(EXERCISE DETAILS) Give back every record below word for word, with the pictures omitted.

(EXCERPTED RECORDS)
□ □ □ □ □ □ □

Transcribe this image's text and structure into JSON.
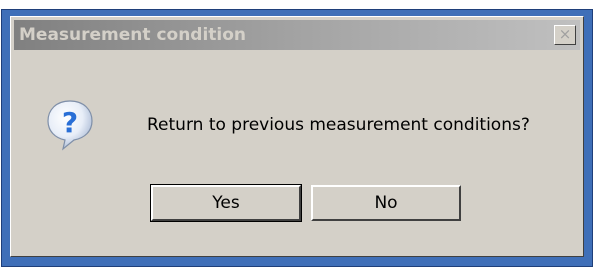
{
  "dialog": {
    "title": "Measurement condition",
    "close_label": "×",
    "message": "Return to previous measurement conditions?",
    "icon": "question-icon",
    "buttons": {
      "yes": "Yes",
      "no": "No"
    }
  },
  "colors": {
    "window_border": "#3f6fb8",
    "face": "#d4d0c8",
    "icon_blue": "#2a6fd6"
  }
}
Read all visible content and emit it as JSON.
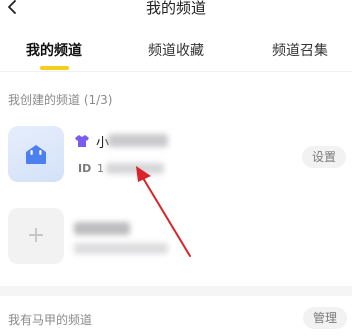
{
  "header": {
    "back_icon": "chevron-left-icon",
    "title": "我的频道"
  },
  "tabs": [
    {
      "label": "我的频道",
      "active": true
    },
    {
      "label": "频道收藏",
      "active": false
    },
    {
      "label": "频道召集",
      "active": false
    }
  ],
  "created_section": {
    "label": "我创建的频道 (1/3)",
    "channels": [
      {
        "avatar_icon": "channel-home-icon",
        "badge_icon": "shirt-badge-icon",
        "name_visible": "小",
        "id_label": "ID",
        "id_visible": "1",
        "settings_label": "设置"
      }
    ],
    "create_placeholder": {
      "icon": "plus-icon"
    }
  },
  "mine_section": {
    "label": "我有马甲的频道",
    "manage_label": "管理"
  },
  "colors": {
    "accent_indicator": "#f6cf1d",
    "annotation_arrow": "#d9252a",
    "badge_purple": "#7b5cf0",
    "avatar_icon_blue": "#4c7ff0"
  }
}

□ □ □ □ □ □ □

(SOLVED EXERCISE)
Transcribe this image's text and structure into JSON.
{
  "dialog": {
    "title": "Measurement condition",
    "close_label": "×",
    "message": "Return to previous measurement conditions?",
    "icon": "question-icon",
    "buttons": {
      "yes": "Yes",
      "no": "No"
    }
  },
  "colors": {
    "window_border": "#3f6fb8",
    "face": "#d4d0c8",
    "icon_blue": "#2a6fd6"
  }
}
Read all visible content and emit it as JSON.
{
  "header": {
    "back_icon": "chevron-left-icon",
    "title": "我的频道"
  },
  "tabs": [
    {
      "label": "我的频道",
      "active": true
    },
    {
      "label": "频道收藏",
      "active": false
    },
    {
      "label": "频道召集",
      "active": false
    }
  ],
  "created_section": {
    "label": "我创建的频道 (1/3)",
    "channels": [
      {
        "avatar_icon": "channel-home-icon",
        "badge_icon": "shirt-badge-icon",
        "name_visible": "小",
        "id_label": "ID",
        "id_visible": "1",
        "settings_label": "设置"
      }
    ],
    "create_placeholder": {
      "icon": "plus-icon"
    }
  },
  "mine_section": {
    "label": "我有马甲的频道",
    "manage_label": "管理"
  },
  "colors": {
    "accent_indicator": "#f6cf1d",
    "annotation_arrow": "#d9252a",
    "badge_purple": "#7b5cf0",
    "avatar_icon_blue": "#4c7ff0"
  }
}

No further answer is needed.